■ **Directions**:
Across all the entries below, how many lines contain the string "this"? The number by itself is the answer.

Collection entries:
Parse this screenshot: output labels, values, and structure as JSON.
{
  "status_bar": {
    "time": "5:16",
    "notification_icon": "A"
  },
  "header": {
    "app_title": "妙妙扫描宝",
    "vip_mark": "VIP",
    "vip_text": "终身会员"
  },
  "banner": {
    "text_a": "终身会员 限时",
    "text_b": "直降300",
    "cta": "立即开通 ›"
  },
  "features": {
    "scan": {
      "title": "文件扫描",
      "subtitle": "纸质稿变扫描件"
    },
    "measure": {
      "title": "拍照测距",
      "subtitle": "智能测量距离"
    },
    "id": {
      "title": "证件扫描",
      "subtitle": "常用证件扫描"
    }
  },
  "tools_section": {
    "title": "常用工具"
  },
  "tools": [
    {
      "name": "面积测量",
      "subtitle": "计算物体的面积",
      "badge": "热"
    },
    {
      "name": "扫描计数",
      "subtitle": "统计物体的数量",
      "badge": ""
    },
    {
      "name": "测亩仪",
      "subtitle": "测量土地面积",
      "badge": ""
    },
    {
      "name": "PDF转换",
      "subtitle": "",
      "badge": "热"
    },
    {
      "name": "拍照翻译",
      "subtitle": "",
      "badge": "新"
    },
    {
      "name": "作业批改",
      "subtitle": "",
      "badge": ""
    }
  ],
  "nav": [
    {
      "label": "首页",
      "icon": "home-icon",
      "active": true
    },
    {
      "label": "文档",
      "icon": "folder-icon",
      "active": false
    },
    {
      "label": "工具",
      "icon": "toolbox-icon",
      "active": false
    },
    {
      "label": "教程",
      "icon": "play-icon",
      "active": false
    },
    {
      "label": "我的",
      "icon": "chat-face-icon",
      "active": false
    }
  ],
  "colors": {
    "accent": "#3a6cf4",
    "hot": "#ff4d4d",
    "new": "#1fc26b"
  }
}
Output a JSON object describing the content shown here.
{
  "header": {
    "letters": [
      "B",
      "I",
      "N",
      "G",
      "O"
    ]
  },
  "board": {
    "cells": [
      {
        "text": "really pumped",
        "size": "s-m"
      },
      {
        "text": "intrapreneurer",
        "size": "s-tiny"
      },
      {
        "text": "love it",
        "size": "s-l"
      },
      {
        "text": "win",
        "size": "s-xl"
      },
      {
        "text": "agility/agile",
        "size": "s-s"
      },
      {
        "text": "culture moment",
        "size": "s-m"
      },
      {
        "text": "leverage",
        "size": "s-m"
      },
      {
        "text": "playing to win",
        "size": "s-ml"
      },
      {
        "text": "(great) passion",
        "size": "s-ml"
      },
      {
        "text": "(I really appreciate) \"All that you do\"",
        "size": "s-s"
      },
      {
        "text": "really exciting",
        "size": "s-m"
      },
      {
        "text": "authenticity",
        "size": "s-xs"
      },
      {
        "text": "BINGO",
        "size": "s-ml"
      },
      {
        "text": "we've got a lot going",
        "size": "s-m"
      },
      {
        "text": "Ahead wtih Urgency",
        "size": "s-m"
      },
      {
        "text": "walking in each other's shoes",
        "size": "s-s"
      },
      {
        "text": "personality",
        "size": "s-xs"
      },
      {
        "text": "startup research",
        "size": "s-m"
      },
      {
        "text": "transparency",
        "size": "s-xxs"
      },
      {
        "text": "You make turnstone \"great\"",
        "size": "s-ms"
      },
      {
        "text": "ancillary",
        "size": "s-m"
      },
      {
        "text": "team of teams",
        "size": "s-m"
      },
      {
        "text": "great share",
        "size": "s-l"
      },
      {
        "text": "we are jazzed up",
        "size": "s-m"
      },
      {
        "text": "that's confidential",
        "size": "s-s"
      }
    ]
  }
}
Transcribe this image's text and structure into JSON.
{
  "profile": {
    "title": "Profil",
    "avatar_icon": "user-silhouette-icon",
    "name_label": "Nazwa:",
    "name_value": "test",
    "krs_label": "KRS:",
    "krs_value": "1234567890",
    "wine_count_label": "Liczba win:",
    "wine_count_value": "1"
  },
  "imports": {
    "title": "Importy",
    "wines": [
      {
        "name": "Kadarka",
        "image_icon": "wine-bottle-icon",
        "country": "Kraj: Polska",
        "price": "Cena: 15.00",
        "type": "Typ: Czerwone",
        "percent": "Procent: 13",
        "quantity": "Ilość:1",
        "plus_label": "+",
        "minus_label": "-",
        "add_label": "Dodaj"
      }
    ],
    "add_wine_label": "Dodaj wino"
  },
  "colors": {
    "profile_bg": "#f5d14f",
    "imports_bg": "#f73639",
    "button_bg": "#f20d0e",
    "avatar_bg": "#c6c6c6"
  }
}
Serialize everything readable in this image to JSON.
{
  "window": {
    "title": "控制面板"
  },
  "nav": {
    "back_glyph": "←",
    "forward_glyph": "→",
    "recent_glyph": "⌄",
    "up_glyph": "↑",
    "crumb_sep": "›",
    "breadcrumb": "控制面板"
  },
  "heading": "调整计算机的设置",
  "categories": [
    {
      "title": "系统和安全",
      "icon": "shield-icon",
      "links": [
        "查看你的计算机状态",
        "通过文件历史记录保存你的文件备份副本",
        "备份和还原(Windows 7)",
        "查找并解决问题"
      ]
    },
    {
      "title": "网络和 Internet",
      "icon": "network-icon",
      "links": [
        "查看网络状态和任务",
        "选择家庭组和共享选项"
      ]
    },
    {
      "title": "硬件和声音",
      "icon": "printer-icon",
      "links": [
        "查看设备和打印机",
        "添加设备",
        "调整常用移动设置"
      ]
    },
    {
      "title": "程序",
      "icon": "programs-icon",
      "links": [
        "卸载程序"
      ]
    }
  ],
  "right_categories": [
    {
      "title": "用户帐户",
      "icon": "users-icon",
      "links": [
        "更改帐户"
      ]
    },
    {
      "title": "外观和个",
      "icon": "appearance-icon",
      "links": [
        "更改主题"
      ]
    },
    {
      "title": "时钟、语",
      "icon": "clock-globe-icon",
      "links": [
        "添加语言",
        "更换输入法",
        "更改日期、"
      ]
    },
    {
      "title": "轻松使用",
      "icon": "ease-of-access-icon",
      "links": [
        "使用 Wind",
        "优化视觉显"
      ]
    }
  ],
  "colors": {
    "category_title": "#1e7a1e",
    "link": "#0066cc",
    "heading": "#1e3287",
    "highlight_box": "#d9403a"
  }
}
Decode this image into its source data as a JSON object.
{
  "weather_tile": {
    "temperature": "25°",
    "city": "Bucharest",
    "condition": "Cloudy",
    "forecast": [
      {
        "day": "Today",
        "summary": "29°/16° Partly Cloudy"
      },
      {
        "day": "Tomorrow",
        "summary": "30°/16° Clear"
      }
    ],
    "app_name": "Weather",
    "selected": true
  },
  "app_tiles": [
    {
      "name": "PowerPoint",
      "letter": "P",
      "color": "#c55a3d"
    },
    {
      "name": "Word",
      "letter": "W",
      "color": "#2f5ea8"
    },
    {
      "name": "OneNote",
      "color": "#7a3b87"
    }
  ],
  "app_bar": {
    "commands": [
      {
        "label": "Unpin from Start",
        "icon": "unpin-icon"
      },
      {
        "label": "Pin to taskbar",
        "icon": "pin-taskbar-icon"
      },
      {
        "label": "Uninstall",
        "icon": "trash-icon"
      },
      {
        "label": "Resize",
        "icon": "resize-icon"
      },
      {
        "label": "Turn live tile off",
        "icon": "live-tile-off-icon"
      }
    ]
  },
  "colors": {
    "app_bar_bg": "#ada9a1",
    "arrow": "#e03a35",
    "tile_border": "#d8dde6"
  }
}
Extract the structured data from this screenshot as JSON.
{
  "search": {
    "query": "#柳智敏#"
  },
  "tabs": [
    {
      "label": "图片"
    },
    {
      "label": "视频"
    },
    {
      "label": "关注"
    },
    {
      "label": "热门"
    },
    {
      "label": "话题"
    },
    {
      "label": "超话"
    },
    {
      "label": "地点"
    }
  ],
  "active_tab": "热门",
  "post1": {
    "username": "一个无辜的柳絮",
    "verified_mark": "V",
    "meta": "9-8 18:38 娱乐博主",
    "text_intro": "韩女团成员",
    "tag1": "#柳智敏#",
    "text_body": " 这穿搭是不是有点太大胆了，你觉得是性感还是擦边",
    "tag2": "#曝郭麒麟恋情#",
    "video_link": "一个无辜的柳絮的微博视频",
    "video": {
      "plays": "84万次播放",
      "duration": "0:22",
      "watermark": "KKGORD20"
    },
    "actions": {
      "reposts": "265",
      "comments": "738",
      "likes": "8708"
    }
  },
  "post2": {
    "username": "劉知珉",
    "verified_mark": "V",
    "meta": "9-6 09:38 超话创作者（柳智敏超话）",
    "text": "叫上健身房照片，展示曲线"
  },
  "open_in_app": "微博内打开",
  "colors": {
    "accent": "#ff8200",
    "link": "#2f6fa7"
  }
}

■ **Result of the exercise**:
5